*EXERCISE MATERIALS:*
::::::::
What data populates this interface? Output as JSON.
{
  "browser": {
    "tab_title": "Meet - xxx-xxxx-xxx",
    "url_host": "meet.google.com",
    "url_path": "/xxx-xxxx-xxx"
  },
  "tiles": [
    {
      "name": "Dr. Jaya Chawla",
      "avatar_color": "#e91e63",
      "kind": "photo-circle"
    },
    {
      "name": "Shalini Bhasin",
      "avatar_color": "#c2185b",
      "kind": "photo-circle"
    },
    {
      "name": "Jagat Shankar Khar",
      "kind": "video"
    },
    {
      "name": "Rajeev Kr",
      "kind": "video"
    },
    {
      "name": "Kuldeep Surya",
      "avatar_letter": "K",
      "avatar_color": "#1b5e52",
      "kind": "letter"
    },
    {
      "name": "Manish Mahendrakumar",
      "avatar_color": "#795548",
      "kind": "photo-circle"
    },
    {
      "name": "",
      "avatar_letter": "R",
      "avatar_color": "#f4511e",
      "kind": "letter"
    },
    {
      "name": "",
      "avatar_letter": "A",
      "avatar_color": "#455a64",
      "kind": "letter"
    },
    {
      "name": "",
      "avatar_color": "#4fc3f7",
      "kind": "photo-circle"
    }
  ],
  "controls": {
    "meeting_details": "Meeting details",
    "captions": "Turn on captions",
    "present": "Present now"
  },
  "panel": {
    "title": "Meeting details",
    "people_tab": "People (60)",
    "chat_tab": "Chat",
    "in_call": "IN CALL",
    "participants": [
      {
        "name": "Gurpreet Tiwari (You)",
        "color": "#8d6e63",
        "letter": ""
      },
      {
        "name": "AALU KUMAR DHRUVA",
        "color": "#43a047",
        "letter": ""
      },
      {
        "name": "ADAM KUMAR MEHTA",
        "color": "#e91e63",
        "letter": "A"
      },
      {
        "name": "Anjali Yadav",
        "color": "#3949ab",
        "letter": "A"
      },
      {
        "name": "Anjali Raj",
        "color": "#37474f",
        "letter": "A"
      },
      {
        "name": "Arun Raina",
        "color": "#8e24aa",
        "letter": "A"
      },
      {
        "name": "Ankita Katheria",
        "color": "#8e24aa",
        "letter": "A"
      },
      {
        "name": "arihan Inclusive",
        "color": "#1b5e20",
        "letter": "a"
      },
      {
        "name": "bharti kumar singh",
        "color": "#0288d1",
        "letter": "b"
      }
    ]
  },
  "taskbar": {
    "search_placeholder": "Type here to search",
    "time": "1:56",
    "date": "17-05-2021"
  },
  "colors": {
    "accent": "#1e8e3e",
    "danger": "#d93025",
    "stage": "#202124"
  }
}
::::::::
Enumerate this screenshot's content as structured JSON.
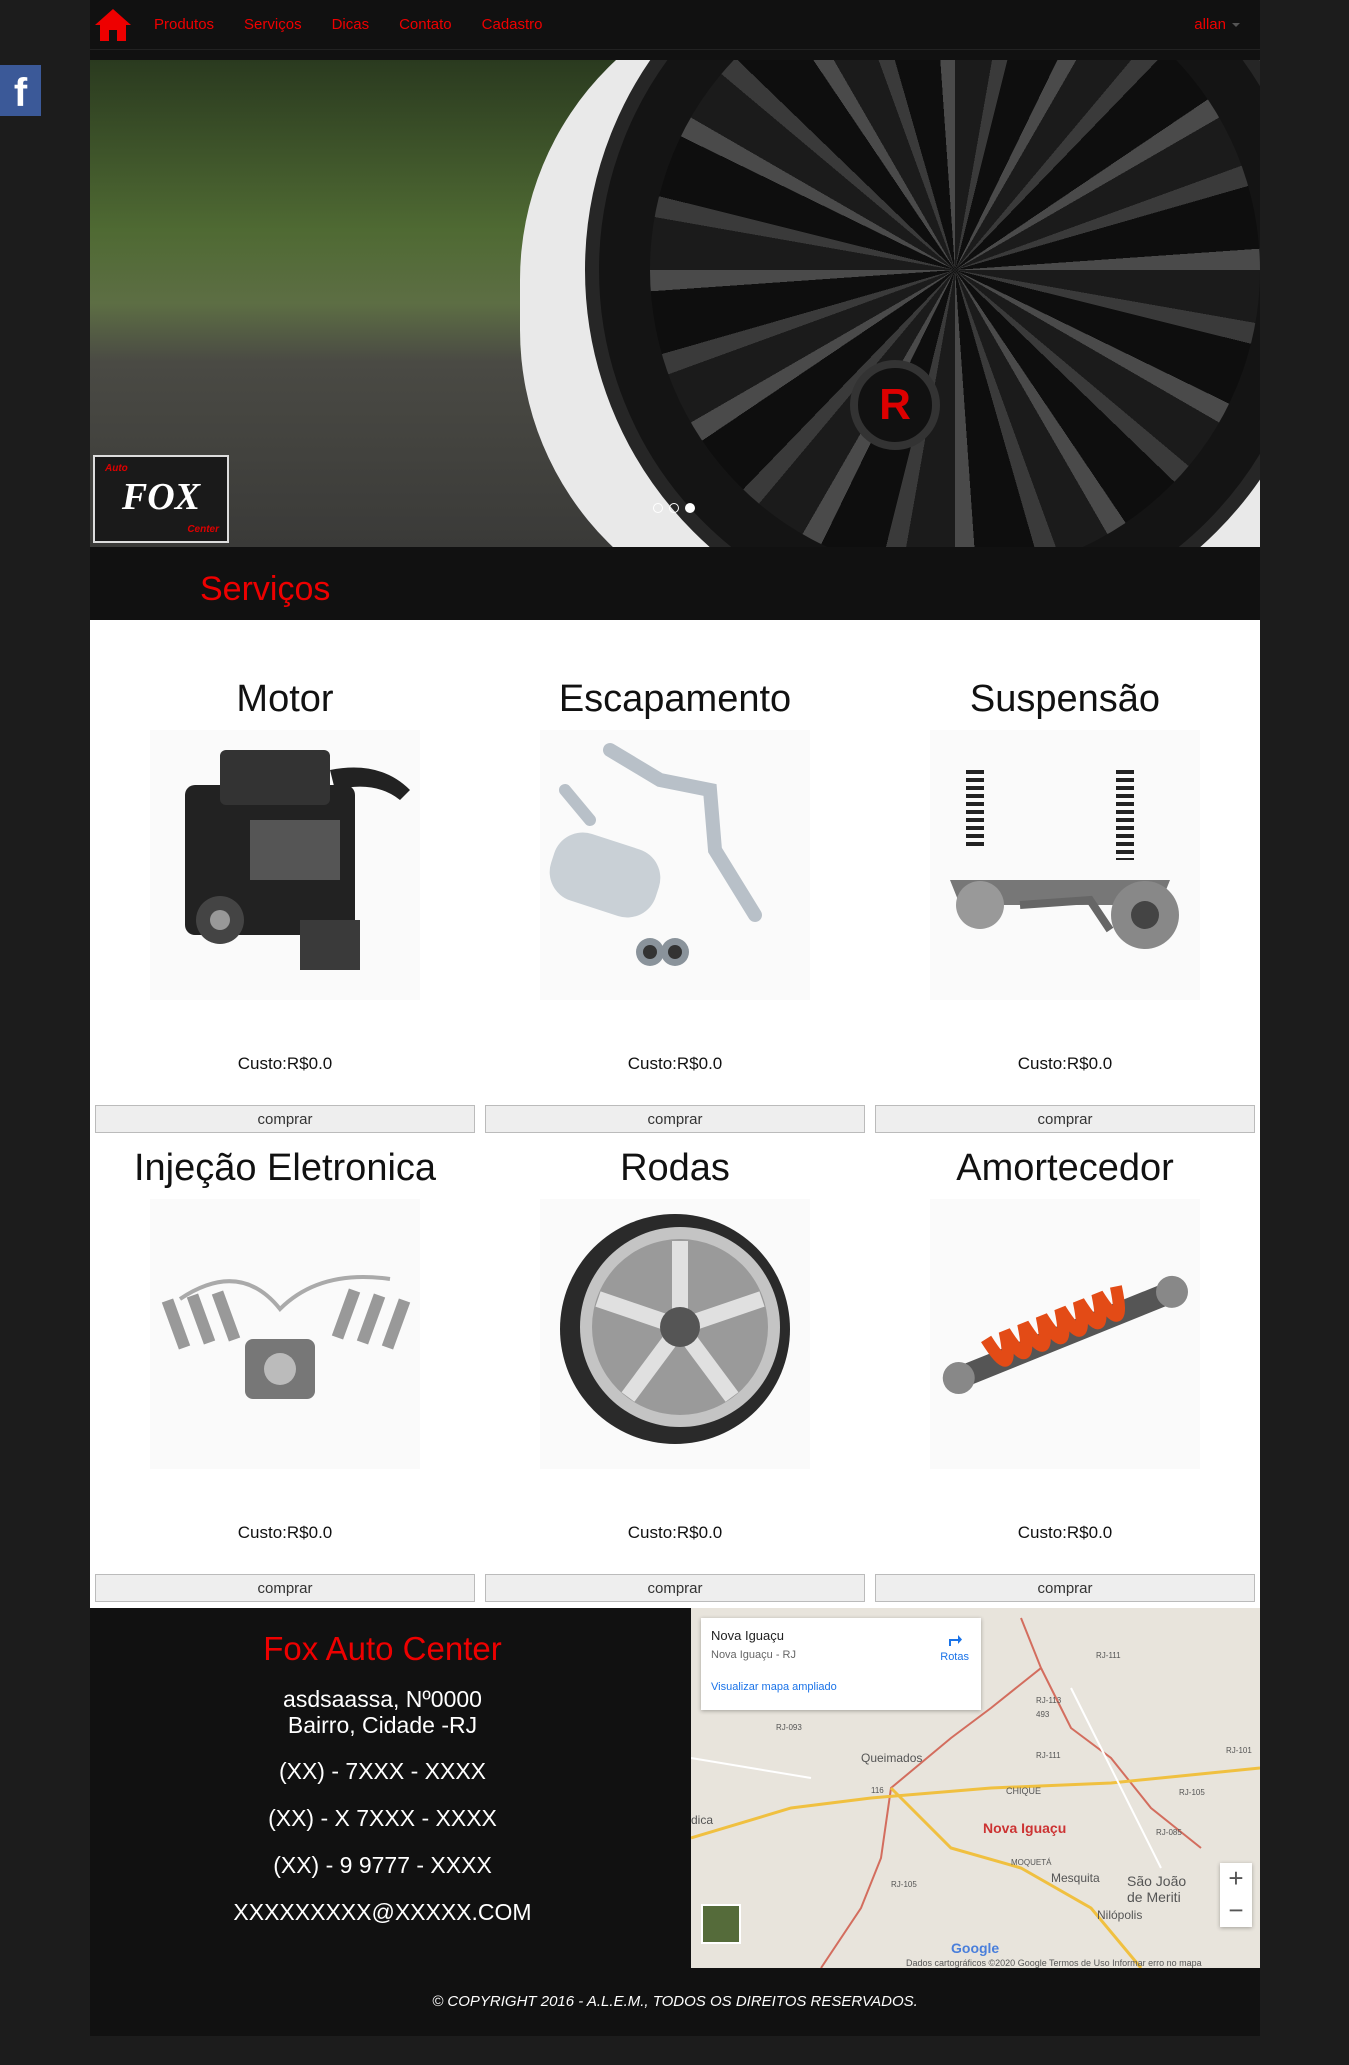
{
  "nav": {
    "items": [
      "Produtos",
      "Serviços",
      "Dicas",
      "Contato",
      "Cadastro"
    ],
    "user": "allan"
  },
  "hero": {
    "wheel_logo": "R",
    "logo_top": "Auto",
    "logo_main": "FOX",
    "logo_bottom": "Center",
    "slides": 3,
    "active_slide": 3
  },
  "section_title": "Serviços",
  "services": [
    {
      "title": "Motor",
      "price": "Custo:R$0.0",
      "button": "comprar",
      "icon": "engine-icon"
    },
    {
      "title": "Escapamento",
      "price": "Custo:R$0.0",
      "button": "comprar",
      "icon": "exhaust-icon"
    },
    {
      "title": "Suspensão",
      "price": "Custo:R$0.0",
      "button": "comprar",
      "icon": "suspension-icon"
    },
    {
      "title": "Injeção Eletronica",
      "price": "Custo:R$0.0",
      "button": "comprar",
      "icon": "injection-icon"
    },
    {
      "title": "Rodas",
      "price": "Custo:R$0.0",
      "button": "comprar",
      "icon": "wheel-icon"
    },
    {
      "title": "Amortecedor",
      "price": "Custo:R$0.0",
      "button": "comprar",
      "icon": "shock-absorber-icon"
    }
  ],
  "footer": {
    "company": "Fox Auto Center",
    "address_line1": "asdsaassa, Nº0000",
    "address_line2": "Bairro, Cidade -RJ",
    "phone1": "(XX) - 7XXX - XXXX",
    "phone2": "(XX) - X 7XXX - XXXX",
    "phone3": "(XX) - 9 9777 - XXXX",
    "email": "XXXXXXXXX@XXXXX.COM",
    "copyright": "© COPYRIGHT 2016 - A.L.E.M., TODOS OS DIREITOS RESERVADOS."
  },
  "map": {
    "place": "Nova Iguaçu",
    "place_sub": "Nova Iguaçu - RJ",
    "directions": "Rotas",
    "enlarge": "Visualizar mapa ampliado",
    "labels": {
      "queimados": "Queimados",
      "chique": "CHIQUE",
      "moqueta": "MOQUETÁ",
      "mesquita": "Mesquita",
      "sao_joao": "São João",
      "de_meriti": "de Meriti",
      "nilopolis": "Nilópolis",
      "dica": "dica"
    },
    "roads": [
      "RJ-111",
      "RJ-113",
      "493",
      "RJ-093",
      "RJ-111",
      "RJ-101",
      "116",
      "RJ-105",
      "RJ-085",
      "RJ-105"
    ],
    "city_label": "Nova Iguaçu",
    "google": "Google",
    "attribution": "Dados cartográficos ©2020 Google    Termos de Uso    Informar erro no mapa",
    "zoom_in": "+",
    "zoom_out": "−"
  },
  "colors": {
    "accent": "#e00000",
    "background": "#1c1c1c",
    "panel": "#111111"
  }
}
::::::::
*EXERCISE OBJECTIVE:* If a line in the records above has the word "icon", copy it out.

*EXERCISE ANSWER:*
      "icon": "engine-icon"
      "icon": "exhaust-icon"
      "icon": "suspension-icon"
      "icon": "injection-icon"
      "icon": "wheel-icon"
      "icon": "shock-absorber-icon"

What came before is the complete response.